“I am deeply honored to be the recipient of the 2019 Ruth Kirschstein Diversity in Science Award. It is imperative that the scientific workforce represent the diversity of our society. A diverse and inclusive scientific workforce can harness the creativity, thought and experience that can spur innovation and the advancement of science. I commend all that strive for true diversity in STEM!”

— Jorge Torres

Jorge Torres, an associate professor in the department of chemistry and biochemistry at University of California, Los Angeles, has won the Ruth Kirschstein Diversity in Science Award. With this award, the Minority Affairs Committee of the American Society for Biochemistry and Molecular Biology honors an outstanding scientist who has contributed significantly to increased participation and effective mentorship of under-represented minorities in the sciences.

Torres studies proteins that direct the assembly and function of the mitotic spindle and uses multidisciplinary approaches to develop new anti-cancer drugs. He has authored over 30 publications in his nine years as a principal investigator, and his discoveries have led to two provisional patents. He also has developed a compound target identification database and other resources, which he has posted online to benefit other researchers in his field. His contributions to understanding mitotic spindle function and pathology have earned him multiple honors, including the Basil O’Connor Award from the March of Dimes Foundation and the American Cancer Society Research Scholar Award.

When he was an undergraduate at the University of California, Santa Barbara, Torres helped found an organization to recruit minority students to the university and provide peer mentoring and tutoring. He participated in similar programs and activities as a graduate student at Princeton University and postdoctoral fellow at Stanford University and Genentech.

As a principal investigator, he has mentored more than 20 minority undergraduates, graduate students and postdoctoral fellows. Most of his undergraduate students become co-authors on a publication before leaving his lab, and three have won the UCLA Dean’s Research Prize. Torres also mentors students in the classroom, developing new curricula and guest lecturing in multiple courses.

In her nomination letter for the award, Tama Hasson, assistant vice provost for undergraduate research at UCLA, wrote, “From the day he arrived he has served as an extraordinary role model for our diverse student body. He has proven to be a great colleague and has shared our campus’ vision for improving the diversity of the academy.”

Torres shares his discoveries and mentorship experience with a variety of audiences. He has spoken at minority-targeted conferences and participated in multiple campus and statewide diversity initiatives, including the National Science Foundation-Louis Stokes California Alliance for Minority Participation. He has given Spanish-language interviews about his research on Univision and CNN en Español.

Torres’ colleagues commend his contributions in research, mentorship, teaching and advocacy. In her nomination letter, Sabeeha Merchant, formerly of UCLA and now a distinguished professor of biochemistry, biophysics and structural biology at the University of California, Berkeley, describes Torres as “an all-around outstanding individual — a creative scientist, an inspired teacher and a dedicated citizen of the diverse community around him.”

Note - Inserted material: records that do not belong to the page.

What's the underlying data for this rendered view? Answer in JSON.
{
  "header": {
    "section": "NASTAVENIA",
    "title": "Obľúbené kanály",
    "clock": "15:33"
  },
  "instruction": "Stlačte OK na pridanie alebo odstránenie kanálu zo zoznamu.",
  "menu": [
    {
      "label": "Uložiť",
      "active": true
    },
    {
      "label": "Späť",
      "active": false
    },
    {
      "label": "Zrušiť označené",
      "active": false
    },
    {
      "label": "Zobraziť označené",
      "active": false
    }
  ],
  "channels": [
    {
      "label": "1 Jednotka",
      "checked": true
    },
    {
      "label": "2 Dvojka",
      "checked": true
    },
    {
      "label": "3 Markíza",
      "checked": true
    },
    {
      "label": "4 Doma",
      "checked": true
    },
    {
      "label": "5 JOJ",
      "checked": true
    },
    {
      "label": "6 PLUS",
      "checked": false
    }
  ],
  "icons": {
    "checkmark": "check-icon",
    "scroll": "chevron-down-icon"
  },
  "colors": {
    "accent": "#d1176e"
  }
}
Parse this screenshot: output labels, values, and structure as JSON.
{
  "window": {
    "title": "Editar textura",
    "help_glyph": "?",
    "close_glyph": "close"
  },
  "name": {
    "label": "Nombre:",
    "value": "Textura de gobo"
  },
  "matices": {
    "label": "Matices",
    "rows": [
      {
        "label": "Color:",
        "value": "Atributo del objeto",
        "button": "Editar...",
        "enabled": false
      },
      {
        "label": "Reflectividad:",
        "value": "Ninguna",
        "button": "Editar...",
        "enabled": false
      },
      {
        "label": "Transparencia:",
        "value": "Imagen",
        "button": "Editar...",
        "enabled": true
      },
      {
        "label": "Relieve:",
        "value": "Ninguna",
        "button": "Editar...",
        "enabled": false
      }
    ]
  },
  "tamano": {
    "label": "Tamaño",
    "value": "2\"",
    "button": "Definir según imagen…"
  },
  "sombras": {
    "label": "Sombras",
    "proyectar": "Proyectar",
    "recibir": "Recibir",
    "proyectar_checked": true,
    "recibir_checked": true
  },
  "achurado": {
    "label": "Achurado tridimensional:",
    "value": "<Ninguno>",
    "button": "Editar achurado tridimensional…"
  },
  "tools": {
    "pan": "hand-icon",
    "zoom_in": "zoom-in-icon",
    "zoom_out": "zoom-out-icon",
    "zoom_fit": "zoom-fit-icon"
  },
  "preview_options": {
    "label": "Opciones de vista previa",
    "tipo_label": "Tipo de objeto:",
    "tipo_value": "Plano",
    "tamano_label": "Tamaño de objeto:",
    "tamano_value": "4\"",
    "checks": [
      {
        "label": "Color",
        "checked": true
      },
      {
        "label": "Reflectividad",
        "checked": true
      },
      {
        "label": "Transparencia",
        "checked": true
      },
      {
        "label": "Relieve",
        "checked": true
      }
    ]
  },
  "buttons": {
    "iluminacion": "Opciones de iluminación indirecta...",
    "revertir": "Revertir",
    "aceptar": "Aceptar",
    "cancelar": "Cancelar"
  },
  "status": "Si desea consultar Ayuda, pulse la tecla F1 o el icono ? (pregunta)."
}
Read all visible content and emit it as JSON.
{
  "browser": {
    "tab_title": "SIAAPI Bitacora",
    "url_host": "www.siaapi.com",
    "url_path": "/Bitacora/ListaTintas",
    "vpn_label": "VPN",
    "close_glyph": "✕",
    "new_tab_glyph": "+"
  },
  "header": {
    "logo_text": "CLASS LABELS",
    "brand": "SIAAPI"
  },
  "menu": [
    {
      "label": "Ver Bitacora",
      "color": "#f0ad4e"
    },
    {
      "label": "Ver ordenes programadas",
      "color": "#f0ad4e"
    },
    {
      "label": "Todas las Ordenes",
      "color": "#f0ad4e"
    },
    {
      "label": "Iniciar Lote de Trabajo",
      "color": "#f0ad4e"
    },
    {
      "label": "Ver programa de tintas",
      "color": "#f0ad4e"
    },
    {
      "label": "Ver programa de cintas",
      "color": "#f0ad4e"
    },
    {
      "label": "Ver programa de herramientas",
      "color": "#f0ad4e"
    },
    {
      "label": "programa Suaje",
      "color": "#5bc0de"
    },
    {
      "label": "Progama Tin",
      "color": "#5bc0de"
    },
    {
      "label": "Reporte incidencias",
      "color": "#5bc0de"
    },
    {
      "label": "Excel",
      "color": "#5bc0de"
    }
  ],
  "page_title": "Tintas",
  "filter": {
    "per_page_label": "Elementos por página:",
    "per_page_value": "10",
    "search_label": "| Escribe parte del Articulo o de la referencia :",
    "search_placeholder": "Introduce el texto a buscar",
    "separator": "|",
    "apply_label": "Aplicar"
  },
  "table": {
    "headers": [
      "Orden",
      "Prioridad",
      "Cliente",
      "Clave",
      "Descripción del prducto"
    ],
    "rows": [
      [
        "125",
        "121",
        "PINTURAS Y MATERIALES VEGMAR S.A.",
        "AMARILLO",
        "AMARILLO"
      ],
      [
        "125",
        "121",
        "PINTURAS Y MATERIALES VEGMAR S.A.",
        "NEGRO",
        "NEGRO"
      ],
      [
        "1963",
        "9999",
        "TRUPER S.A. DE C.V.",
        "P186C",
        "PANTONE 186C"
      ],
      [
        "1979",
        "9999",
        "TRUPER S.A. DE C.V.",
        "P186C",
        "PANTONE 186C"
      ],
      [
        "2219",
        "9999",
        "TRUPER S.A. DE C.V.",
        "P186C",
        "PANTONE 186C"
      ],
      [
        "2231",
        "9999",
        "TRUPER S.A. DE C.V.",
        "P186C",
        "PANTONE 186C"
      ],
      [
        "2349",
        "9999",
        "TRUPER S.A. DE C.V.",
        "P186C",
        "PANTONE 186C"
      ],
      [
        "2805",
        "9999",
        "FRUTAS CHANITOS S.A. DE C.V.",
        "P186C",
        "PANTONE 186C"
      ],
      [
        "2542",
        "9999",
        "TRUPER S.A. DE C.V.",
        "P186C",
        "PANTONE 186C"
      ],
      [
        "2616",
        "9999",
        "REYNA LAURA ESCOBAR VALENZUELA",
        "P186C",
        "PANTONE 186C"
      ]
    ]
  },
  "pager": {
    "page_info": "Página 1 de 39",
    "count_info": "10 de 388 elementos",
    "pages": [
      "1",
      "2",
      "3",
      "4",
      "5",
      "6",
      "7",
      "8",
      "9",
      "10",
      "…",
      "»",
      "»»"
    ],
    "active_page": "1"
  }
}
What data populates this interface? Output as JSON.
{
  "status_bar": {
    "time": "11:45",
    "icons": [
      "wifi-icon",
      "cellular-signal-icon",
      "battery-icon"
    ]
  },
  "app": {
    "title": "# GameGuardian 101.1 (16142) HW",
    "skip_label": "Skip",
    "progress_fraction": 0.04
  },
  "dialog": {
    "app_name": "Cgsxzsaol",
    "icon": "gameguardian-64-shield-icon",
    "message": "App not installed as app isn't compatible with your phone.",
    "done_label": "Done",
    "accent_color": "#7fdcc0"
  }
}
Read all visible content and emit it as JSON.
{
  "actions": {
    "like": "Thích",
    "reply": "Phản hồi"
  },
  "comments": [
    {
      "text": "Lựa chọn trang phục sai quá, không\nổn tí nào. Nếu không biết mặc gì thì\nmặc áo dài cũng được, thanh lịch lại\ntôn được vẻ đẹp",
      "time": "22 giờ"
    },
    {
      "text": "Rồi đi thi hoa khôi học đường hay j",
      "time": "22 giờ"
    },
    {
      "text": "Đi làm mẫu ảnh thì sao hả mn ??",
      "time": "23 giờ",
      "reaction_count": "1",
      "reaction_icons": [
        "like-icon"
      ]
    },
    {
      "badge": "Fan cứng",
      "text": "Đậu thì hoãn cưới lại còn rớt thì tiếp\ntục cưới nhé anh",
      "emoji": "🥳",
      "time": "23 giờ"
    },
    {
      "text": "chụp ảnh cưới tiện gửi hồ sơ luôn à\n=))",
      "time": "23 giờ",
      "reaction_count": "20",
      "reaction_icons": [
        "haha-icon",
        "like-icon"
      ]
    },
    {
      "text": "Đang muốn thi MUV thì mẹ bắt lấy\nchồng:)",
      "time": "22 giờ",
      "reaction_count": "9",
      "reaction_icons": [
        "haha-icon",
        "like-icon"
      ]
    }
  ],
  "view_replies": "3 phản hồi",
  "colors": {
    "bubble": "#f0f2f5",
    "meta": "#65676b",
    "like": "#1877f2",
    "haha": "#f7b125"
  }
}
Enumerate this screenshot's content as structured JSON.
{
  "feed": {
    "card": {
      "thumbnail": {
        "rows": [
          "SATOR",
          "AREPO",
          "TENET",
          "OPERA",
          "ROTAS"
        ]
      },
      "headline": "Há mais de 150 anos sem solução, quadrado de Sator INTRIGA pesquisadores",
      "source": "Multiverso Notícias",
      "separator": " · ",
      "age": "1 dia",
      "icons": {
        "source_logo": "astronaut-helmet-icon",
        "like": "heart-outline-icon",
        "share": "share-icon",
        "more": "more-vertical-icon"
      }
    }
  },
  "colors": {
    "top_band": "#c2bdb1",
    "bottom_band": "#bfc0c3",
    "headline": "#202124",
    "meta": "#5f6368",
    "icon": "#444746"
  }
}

Torres will receive his award during the ASBMB annual meeting at the Experimental Biology 2019 conference in Orlando, where he will deliver an award lecture titled “Dissecting the mechanisms of cell division” at 8:30 a.m. April 8 in Valencia Ballroom A at the Orange County Convention Center.

Alyson Smith Alyson Smith is a recent Ph.D. graduate from Scripps Research in La Jolla, California. Follow her on Twitter.